:: DATASET EXTRACT

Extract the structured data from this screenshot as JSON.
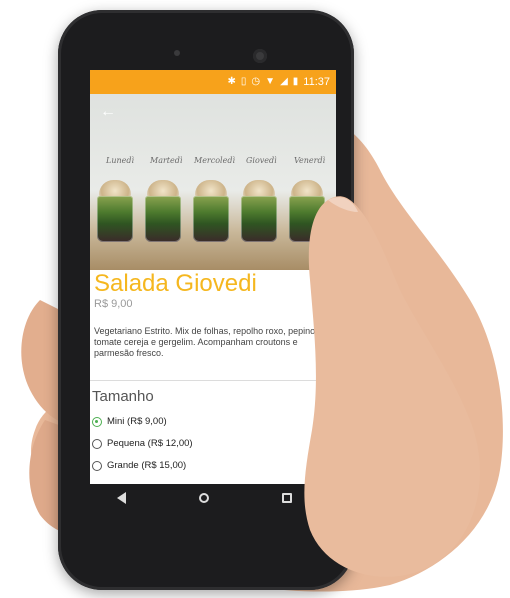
{
  "status_bar": {
    "time": "11:37",
    "icons": [
      "bluetooth-icon",
      "vibrate-icon",
      "alarm-icon",
      "wifi-icon",
      "signal-icon",
      "battery-icon"
    ],
    "color": "#f7a21b"
  },
  "hero": {
    "back_icon": "back-arrow-icon",
    "day_labels": [
      "Lunedì",
      "Martedì",
      "Mercoledì",
      "Giovedì",
      "Venerdì"
    ]
  },
  "product": {
    "title": "Salada Giovedi",
    "price": "R$ 9,00",
    "description": "Vegetariano Estrito. Mix de folhas, repolho roxo, pepino, tomate cereja e gergelim. Acompanham croutons e parmesão fresco.",
    "title_color": "#f5b71f"
  },
  "size_section": {
    "title": "Tamanho",
    "options": [
      {
        "label": "Mini (R$ 9,00)",
        "selected": true
      },
      {
        "label": "Pequena (R$ 12,00)",
        "selected": false
      },
      {
        "label": "Grande (R$ 15,00)",
        "selected": false
      }
    ],
    "accent_color": "#4caf50"
  },
  "nav_bar": {
    "icons": [
      "back-triangle-icon",
      "home-circle-icon",
      "recents-square-icon"
    ]
  }
}
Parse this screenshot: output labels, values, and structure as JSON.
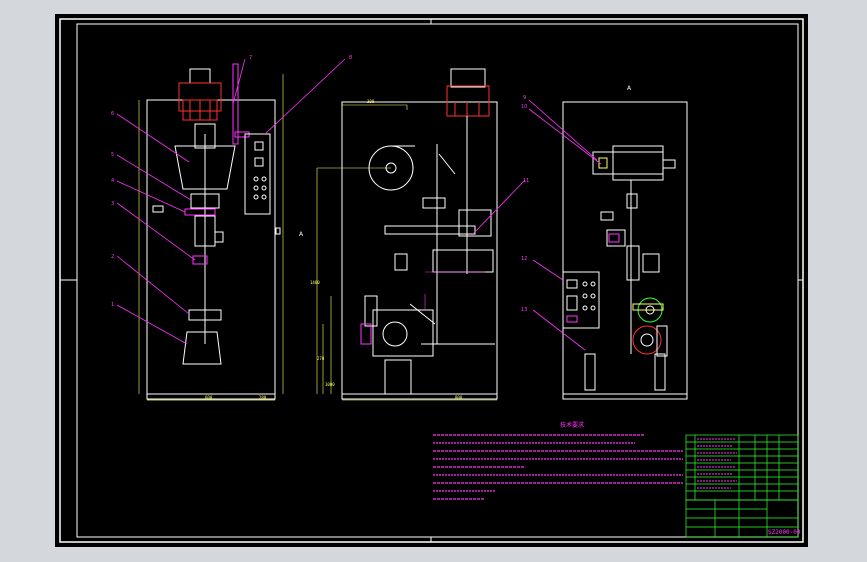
{
  "drawing": {
    "view_label": "A",
    "center_label": "A",
    "balloons": [
      "1",
      "2",
      "3",
      "4",
      "5",
      "6",
      "7",
      "8",
      "9",
      "10",
      "11",
      "12",
      "13"
    ],
    "notes_title": "技术要求",
    "drawing_number": "SZ2000-00",
    "dimensions": {
      "front_width": "600",
      "front_right": "280",
      "side_top": "300",
      "side_height": "1400",
      "side_bottom": "800",
      "side_left_small": "270",
      "side_left_big": "1000"
    }
  },
  "colors": {
    "background": "#d4d8dc",
    "sheet": "#000000",
    "outline": "#ffffff",
    "leader": "#ff33ff",
    "accent_red": "#ff3030",
    "dimension_yellow": "#ffff66",
    "table_green": "#33ff33",
    "component_green": "#33ff33"
  }
}
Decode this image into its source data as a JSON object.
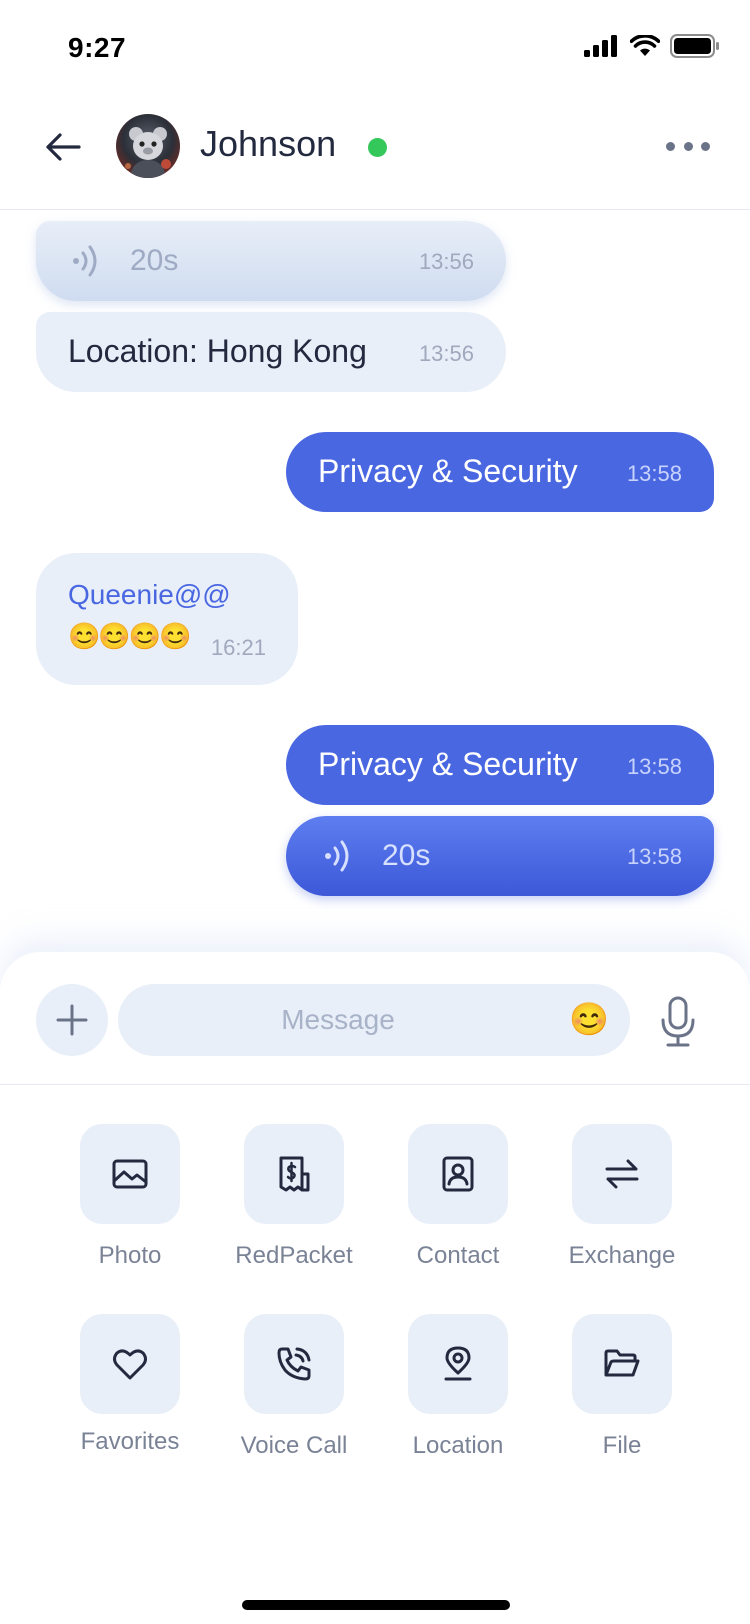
{
  "status_bar": {
    "time": "9:27",
    "icons": [
      "cellular-signal-icon",
      "wifi-icon",
      "battery-icon"
    ]
  },
  "header": {
    "name": "Johnson",
    "online": true,
    "icons": [
      "back-arrow-icon",
      "more-dots-icon"
    ]
  },
  "messages": [
    {
      "direction": "in",
      "type": "voice",
      "duration": "20s",
      "time": "13:56"
    },
    {
      "direction": "in",
      "type": "text",
      "text": "Location: Hong Kong",
      "time": "13:56"
    },
    {
      "direction": "out",
      "type": "text",
      "text": "Privacy & Security",
      "time": "13:58"
    },
    {
      "direction": "in",
      "type": "mention",
      "sender": "Queenie@@",
      "text": "😊😊😊😊",
      "time": "16:21"
    },
    {
      "direction": "out",
      "type": "text",
      "text": "Privacy & Security",
      "time": "13:58"
    },
    {
      "direction": "out",
      "type": "voice",
      "duration": "20s",
      "time": "13:58"
    }
  ],
  "composer": {
    "placeholder": "Message",
    "emoji": "😊",
    "icons": [
      "plus-icon",
      "smile-emoji-icon",
      "microphone-icon"
    ]
  },
  "actions": [
    {
      "label": "Photo",
      "icon": "photo-icon"
    },
    {
      "label": "RedPacket",
      "icon": "red-packet-icon"
    },
    {
      "label": "Contact",
      "icon": "contact-icon"
    },
    {
      "label": "Exchange",
      "icon": "exchange-icon"
    },
    {
      "label": "Favorites",
      "icon": "heart-icon"
    },
    {
      "label": "Voice Call",
      "icon": "phone-call-icon"
    },
    {
      "label": "Location",
      "icon": "location-pin-icon"
    },
    {
      "label": "File",
      "icon": "folder-icon"
    }
  ],
  "colors": {
    "accent": "#4a67e2",
    "bubble_in": "#e9eff8",
    "online": "#34c759",
    "text": "#232a3f",
    "muted": "#7a8296"
  }
}
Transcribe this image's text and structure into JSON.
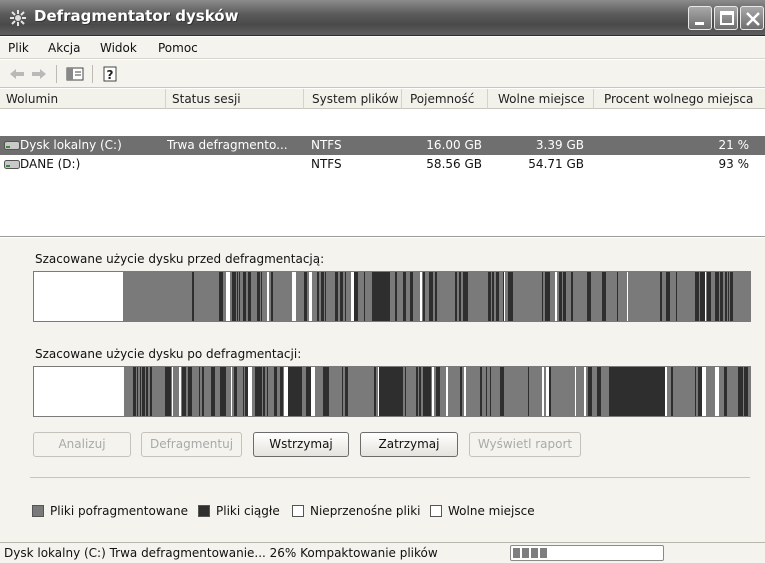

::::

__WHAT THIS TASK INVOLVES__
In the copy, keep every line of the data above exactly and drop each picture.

__REPLY TO THE TASK__
Extract the structured data from this screenshot as JSON.
{
  "status_bar": {
    "time": "11:37",
    "icons": [
      "bluetooth-icon",
      "vibrate-icon",
      "alarm-icon",
      "wifi-icon",
      "signal-icon",
      "battery-icon"
    ],
    "color": "#f7a21b"
  },
  "hero": {
    "back_icon": "back-arrow-icon",
    "day_labels": [
      "Lunedì",
      "Martedì",
      "Mercoledì",
      "Giovedì",
      "Venerdì"
    ]
  },
  "product": {
    "title": "Salada Giovedi",
    "price": "R$ 9,00",
    "description": "Vegetariano Estrito. Mix de folhas, repolho roxo, pepino, tomate cereja e gergelim. Acompanham croutons e parmesão fresco.",
    "title_color": "#f5b71f"
  },
  "size_section": {
    "title": "Tamanho",
    "options": [
      {
        "label": "Mini (R$ 9,00)",
        "selected": true
      },
      {
        "label": "Pequena (R$ 12,00)",
        "selected": false
      },
      {
        "label": "Grande (R$ 15,00)",
        "selected": false
      }
    ],
    "accent_color": "#4caf50"
  },
  "nav_bar": {
    "icons": [
      "back-triangle-icon",
      "home-circle-icon",
      "recents-square-icon"
    ]
  }
}
Parse this screenshot: output labels, values, and structure as JSON.
{
  "drawing": {
    "view_label": "A",
    "center_label": "A",
    "balloons": [
      "1",
      "2",
      "3",
      "4",
      "5",
      "6",
      "7",
      "8",
      "9",
      "10",
      "11",
      "12",
      "13"
    ],
    "notes_title": "技术要求",
    "drawing_number": "SZ2000-00",
    "dimensions": {
      "front_width": "600",
      "front_right": "280",
      "side_top": "300",
      "side_height": "1400",
      "side_bottom": "800",
      "side_left_small": "270",
      "side_left_big": "1000"
    }
  },
  "colors": {
    "background": "#d4d8dc",
    "sheet": "#000000",
    "outline": "#ffffff",
    "leader": "#ff33ff",
    "accent_red": "#ff3030",
    "dimension_yellow": "#ffff66",
    "table_green": "#33ff33",
    "component_green": "#33ff33"
  }
}
Decode this image into its source data as a JSON object.
{
  "status_bar": {
    "time": "9:27",
    "icons": [
      "cellular-signal-icon",
      "wifi-icon",
      "battery-icon"
    ]
  },
  "header": {
    "name": "Johnson",
    "online": true,
    "icons": [
      "back-arrow-icon",
      "more-dots-icon"
    ]
  },
  "messages": [
    {
      "direction": "in",
      "type": "voice",
      "duration": "20s",
      "time": "13:56"
    },
    {
      "direction": "in",
      "type": "text",
      "text": "Location: Hong Kong",
      "time": "13:56"
    },
    {
      "direction": "out",
      "type": "text",
      "text": "Privacy & Security",
      "time": "13:58"
    },
    {
      "direction": "in",
      "type": "mention",
      "sender": "Queenie@@",
      "text": "😊😊😊😊",
      "time": "16:21"
    },
    {
      "direction": "out",
      "type": "text",
      "text": "Privacy & Security",
      "time": "13:58"
    },
    {
      "direction": "out",
      "type": "voice",
      "duration": "20s",
      "time": "13:58"
    }
  ],
  "composer": {
    "placeholder": "Message",
    "emoji": "😊",
    "icons": [
      "plus-icon",
      "smile-emoji-icon",
      "microphone-icon"
    ]
  },
  "actions": [
    {
      "label": "Photo",
      "icon": "photo-icon"
    },
    {
      "label": "RedPacket",
      "icon": "red-packet-icon"
    },
    {
      "label": "Contact",
      "icon": "contact-icon"
    },
    {
      "label": "Exchange",
      "icon": "exchange-icon"
    },
    {
      "label": "Favorites",
      "icon": "heart-icon"
    },
    {
      "label": "Voice Call",
      "icon": "phone-call-icon"
    },
    {
      "label": "Location",
      "icon": "location-pin-icon"
    },
    {
      "label": "File",
      "icon": "folder-icon"
    }
  ],
  "colors": {
    "accent": "#4a67e2",
    "bubble_in": "#e9eff8",
    "online": "#34c759",
    "text": "#232a3f",
    "muted": "#7a8296"
  }
}
Transcribe this image's text and structure into JSON.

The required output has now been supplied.